Thousands of Afghans had loaded onto buses and headed off through the country’s once-dangerous routes, hoping to catch up with family they had not seen in months or years. When violence raged throughout Afghanistan, the country’s lone national park was swarming with visitors who had only dreamt of seeing the area’s vividly blue lakes and rugged mountains when it was closed to the public.
And Zulhijjah Mirzadah, a mother of five, packed a tiny picnic of dry fruit, piled into a minibus, and drove for two hours through the crowded streets of Kabul to a lively amusement park, where she met up with her friends.
She could hear the low whoosh of a roller coaster and the chorus of joyful shouts from Afghans inside the park, who were celebrating Eid al-Fitr, the festival marking the end of the holy month of Ramadan, as she approached the entrance. On Eid, she was informed at the entrance that women were not permitted to access the park due to Taliban restrictions.
The relentless and random bloodshed of Afghanistan’s past two decades of conflict had many Afghans hoping that when peace finally arrived to the nation, Eid al-Fitr would be the high point of the celebration, a day on which family who had been separated by battle would finally be able to reunite.
That conflict is now officially done. People may drive freely along highways without fear of being targeted by gunfire, roadside explosives, or extortion attempts. The ominous drone of jets above has long since faded away. However, for many Afghans, the holiday that started last Sunday served as a reminder of the dissonance that exists between the promise of peace that many Afghans had envisaged and the reality of the end of the war in their country.
A terrible economic crisis that has reduced earnings and driven the cost of essential products rising has led many families to forego the Eid traditions of buying new garments or dried fruit for the first time in recent history. Because of a recent succession of explosions that raised worries of a renewed wave of terrorist strikes, mosques were noticeably more deserted than normal.
There was also little cause to rejoice for many women in urban areas, who have been devastated by the Taliban government’s limitations. Taliban officials declared on Saturday that Afghan women must dress in full-body coverings, adding to a long list of onerous restrictions on women that govern practically every aspect of public life in the country.

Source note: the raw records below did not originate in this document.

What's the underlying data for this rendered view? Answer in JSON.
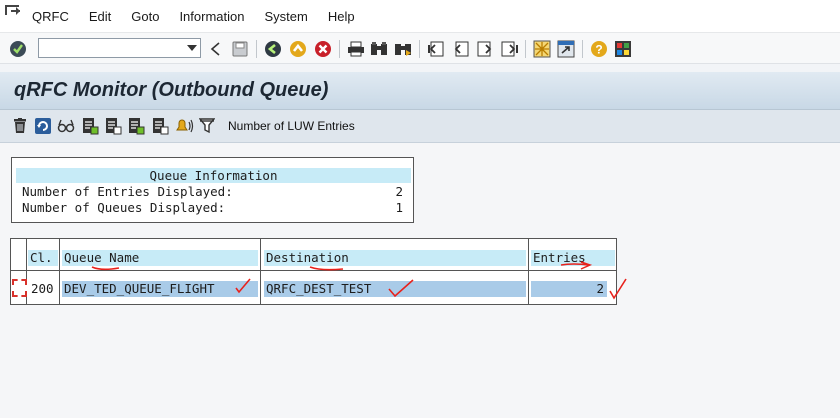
{
  "menu": {
    "items": [
      {
        "label": "QRFC",
        "name": "menu-qrfc"
      },
      {
        "label": "Edit",
        "name": "menu-edit"
      },
      {
        "label": "Goto",
        "name": "menu-goto"
      },
      {
        "label": "Information",
        "name": "menu-information"
      },
      {
        "label": "System",
        "name": "menu-system"
      },
      {
        "label": "Help",
        "name": "menu-help"
      }
    ]
  },
  "toolbar": {
    "command_value": "",
    "icons": [
      "enter-icon",
      "back-icon",
      "save-icon",
      "exit-icon",
      "cancel-icon",
      "print-icon",
      "find-icon",
      "find-next-icon",
      "first-page-icon",
      "previous-page-icon",
      "next-page-icon",
      "last-page-icon",
      "create-session-icon",
      "shortcut-icon",
      "help-icon",
      "customize-layout-icon"
    ]
  },
  "title": "qRFC Monitor (Outbound Queue)",
  "app_toolbar": {
    "icons": [
      "delete-icon",
      "refresh-icon",
      "glasses-icon",
      "document-icon",
      "document-2-icon",
      "document-3-icon",
      "document-4-icon",
      "bell-icon",
      "filter-icon"
    ],
    "label": "Number of LUW Entries"
  },
  "queue_info": {
    "header": "Queue Information",
    "rows": [
      {
        "label": "Number of Entries Displayed:",
        "value": "2"
      },
      {
        "label": "Number of Queues Displayed:",
        "value": "1"
      }
    ]
  },
  "queue_table": {
    "columns": [
      "Cl.",
      "Queue Name",
      "Destination",
      "Entries"
    ],
    "rows": [
      {
        "client": "200",
        "queue_name": "DEV_TED_QUEUE_FLIGHT",
        "destination": "QRFC_DEST_TEST",
        "entries": "2"
      }
    ]
  },
  "colors": {
    "header_cell": "#c7ebf7",
    "selected_row": "#a9cbe8",
    "annotation_red": "#e8221c"
  }
}
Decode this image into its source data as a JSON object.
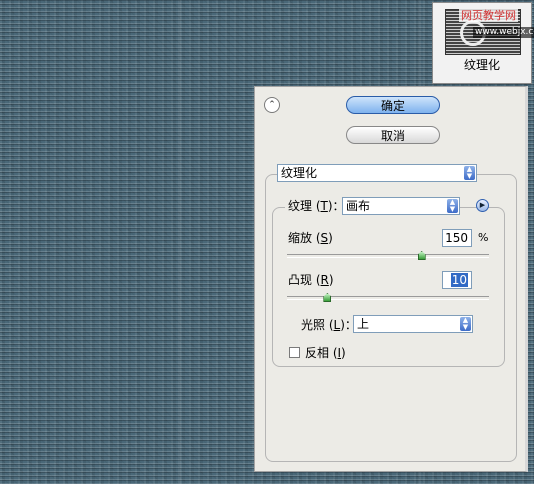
{
  "thumbnail": {
    "watermark_top": "网页教学网",
    "watermark_url": "www.webjx.com",
    "caption": "纹理化"
  },
  "panel": {
    "ok_label": "确定",
    "cancel_label": "取消",
    "filter_select": "纹理化",
    "texture_label_main": "纹理 (",
    "texture_label_key": "T",
    "texture_label_end": ")：",
    "texture_value": "画布",
    "scaling_label_main": "缩放 (",
    "scaling_label_key": "S",
    "scaling_label_end": ")",
    "scaling_value": "150",
    "scaling_unit": "%",
    "scaling_percent": 150,
    "relief_label_main": "凸现 (",
    "relief_label_key": "R",
    "relief_label_end": ")",
    "relief_value": "10",
    "relief_level": 10,
    "light_label_main": "光照 (",
    "light_label_key": "L",
    "light_label_end": ")：",
    "light_value": "上",
    "invert_label_main": "反相 (",
    "invert_label_key": "I",
    "invert_label_end": ")",
    "invert_checked": false
  }
}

Only approximately 50 worshippers showed up for prayers on Sunday morning at the Seyyed Abad Mosque, the country’s biggest Shiite mosque in the northern city of Kunduz, according to those who attended. In previous years, the mosque had had 400 to 500 pilgrims, according to those who attended. Many individuals stayed away from the mosque entirely, fearful of being targeted by another bomb. However, many of those who came were driven by a different concern: the fear of defying the Taliban government’s decision that Eid would begin on Sunday instead of Saturday.
Many Afghan Shiites questioned the timing of the attack, which occurred a day before Saudi Arabia and two days before Iran, which is a Shiite theocracy. The Taliban has used police-state measures to preserve order since capturing control, so many people attended Eid prayers on Sunday, despite the fact that they were still fasting from dawn to dusk and refraining from hosting parties at their residences.
Since joining the Taliban when he was 15 years old, Mohibullah Mushfiq, now 26 years old, has spent every Eid on mountainsides and dusty villages far away from his family. His family, however, was forced to relocate from their hamlet in the east to a third-floor flat in Kabul when the Taliban gained control.
This year, on the first morning of Eid, he shared sweets with his four-year-old son and two-year-old daughter, who were both giddy with excitement at the thought of spending the holiday in the large metropolis for the first time. He was overjoyed when his government announced the start of Eid, and he expressed his gratitude by saying, “I am proud of my country.”
Ubaidullah Edris, a 21-year-old man standing nearby in the parking lot, spoke softly into his phone. Her son’s mother begged him to come back home to their hamlet in Wardak, a hilly district southwest of Kabul, to spend Eid with her and his siblings.
He said that talking to her made him homesick. Mr. Edris had spent every Eid in his village, climbing up a hillside with his friends to roast a goat or a sheep, for the majority of his life. Nevertheless, after hanging up the phone, his longing for home was swiftly overwhelmed by a strong feeling of responsibility that he felt while remaining on patrol in Kabul.
According to park administrators, the number of visitors to City Park, Kabul’s amusement park, and the city’s zoo was less than half of the usual number of visitors during Eid. In addition to the country’s economic collapse, the poor attendance was a result of the Taliban’s decree prohibiting women from visiting on Eid, which is the latest in a growing list of restrictions on women in public settings.
On the second day of Eid, Zhilla, 18, gathered with her family at her aunt’s home, which was located in a humble house hidden into one of Kabul’s numerous hillside neighbourhoods. In the little courtyard, her young relatives and brothers were chasing after each other. Internally, Zhilla was awestruck by her new cousin, who was just six days old and resting quietly on her mother’s lap.
Last year, she and her family had gathered outside the city’s Qargha reservoir to have lunch by the river as children rode bicycles along its banks and paddled boats out on the lake – a memory that she said seemed like it happened a lifetime ago.